Data |
● ● ● ● ●

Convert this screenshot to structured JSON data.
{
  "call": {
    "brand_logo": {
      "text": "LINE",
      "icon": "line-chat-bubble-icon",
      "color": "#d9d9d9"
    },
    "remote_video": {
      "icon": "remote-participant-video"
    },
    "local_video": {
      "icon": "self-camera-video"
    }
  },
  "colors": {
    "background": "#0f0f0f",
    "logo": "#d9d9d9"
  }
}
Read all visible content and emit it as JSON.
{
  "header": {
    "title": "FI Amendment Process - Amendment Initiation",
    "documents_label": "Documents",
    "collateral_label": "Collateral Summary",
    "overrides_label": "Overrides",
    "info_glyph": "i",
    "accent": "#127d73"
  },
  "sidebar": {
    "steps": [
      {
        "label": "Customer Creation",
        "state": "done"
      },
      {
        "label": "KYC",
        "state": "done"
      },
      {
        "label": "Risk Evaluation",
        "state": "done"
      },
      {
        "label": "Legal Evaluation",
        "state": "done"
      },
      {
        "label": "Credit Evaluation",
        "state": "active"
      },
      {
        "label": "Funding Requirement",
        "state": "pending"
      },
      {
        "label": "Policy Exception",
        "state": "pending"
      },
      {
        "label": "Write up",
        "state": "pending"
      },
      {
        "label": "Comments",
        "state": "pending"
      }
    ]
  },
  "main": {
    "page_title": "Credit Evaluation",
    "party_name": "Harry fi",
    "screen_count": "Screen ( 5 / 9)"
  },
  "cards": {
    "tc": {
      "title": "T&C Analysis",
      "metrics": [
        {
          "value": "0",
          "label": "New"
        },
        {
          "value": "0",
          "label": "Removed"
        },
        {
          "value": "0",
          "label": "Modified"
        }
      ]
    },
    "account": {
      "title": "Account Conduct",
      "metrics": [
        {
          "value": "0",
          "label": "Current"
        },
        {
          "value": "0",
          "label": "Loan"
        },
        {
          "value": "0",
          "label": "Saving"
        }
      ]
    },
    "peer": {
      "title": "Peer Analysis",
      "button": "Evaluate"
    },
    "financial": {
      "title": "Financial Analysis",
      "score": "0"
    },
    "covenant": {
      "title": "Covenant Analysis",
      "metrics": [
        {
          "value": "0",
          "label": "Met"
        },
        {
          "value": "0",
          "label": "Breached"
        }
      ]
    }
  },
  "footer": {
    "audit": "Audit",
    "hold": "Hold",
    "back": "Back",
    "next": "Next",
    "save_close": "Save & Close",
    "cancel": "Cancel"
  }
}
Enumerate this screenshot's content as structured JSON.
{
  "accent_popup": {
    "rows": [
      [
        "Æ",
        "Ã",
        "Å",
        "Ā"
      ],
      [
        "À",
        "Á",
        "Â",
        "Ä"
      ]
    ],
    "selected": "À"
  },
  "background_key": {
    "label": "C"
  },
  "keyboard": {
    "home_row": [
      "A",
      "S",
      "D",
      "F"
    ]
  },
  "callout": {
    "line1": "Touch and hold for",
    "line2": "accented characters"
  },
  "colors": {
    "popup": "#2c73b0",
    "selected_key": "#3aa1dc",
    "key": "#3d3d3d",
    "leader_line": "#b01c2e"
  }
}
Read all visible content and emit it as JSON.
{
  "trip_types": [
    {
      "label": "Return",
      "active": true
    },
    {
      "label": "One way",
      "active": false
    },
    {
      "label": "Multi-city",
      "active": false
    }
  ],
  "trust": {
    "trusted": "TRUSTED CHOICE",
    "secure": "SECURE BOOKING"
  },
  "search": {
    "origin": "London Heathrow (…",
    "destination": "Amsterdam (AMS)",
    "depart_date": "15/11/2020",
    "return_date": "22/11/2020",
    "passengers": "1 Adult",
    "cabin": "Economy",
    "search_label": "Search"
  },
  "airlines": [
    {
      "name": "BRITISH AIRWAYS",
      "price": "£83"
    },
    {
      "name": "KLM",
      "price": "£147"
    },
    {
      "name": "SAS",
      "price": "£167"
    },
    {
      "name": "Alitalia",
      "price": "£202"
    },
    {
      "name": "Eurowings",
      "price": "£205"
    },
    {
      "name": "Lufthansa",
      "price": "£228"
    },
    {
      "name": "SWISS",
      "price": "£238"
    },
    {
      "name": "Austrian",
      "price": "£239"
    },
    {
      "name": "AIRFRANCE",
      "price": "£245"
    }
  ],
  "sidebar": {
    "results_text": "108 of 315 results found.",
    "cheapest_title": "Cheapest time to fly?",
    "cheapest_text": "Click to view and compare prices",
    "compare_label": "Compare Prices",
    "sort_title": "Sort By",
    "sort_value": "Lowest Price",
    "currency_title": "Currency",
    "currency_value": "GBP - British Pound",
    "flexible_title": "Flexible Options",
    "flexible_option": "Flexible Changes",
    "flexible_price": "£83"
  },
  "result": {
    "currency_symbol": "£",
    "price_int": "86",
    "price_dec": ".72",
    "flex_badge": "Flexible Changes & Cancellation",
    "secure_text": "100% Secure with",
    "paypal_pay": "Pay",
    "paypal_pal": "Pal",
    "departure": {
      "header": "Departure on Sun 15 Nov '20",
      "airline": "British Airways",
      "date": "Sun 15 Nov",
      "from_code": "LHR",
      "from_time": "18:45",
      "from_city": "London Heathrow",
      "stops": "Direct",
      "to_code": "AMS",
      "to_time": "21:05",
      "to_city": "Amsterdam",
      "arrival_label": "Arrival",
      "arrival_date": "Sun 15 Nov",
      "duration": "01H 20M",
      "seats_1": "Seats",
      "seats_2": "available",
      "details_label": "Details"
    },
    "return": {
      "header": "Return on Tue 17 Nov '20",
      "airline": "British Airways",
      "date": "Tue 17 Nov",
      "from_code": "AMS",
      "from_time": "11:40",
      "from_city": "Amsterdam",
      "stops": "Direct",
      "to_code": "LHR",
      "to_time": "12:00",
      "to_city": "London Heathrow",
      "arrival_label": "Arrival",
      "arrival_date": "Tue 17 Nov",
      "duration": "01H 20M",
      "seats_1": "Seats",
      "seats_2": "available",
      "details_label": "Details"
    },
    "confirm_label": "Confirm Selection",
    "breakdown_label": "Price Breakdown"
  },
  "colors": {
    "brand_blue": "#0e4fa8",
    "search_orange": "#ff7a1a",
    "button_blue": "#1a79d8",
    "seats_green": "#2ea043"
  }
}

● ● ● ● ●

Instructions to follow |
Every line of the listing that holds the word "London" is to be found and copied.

Answer area |
    "origin": "London Heathrow (…",
      "from_city": "London Heathrow",
      "to_city": "London Heathrow",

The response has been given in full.